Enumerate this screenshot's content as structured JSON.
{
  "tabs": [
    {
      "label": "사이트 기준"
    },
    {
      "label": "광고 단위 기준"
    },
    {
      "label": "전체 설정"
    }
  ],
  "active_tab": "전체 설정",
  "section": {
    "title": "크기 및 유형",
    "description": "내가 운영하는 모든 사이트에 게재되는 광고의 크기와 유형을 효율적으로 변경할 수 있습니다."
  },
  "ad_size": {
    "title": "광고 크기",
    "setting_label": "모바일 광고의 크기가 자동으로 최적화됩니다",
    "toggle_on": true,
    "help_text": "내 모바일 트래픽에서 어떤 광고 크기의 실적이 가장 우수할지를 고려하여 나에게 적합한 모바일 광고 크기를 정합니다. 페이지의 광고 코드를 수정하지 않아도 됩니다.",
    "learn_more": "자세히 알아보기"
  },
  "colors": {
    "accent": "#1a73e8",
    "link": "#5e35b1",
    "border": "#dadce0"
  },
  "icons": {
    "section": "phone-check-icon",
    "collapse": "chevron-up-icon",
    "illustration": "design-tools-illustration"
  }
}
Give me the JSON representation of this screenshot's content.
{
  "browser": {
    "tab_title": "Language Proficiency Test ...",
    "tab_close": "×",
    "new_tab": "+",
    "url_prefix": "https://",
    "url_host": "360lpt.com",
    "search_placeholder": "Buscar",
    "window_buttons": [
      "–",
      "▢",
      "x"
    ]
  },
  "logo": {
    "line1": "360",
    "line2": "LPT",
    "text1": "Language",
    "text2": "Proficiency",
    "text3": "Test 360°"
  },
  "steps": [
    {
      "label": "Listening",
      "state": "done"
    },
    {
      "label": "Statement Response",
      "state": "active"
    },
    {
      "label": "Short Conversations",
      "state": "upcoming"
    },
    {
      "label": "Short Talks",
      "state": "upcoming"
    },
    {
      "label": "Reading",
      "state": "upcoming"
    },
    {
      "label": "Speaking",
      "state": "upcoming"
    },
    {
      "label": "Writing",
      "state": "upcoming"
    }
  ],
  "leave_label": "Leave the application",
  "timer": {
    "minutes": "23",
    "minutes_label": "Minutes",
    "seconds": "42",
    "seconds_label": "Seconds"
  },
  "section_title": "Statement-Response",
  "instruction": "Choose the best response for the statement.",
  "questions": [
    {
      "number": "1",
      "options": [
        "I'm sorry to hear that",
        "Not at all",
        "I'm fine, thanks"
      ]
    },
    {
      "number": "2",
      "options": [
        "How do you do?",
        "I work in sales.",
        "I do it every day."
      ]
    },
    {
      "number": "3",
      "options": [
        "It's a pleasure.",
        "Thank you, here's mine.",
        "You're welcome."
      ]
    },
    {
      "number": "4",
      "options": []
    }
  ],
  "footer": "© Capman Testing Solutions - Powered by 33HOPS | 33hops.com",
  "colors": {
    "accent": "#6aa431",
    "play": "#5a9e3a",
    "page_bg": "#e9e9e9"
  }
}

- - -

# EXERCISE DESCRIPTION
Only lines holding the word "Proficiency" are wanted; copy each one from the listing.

# SOLUTION FOR THIS PROBLEM
    "tab_title": "Language Proficiency Test ...",
    "text2": "Proficiency",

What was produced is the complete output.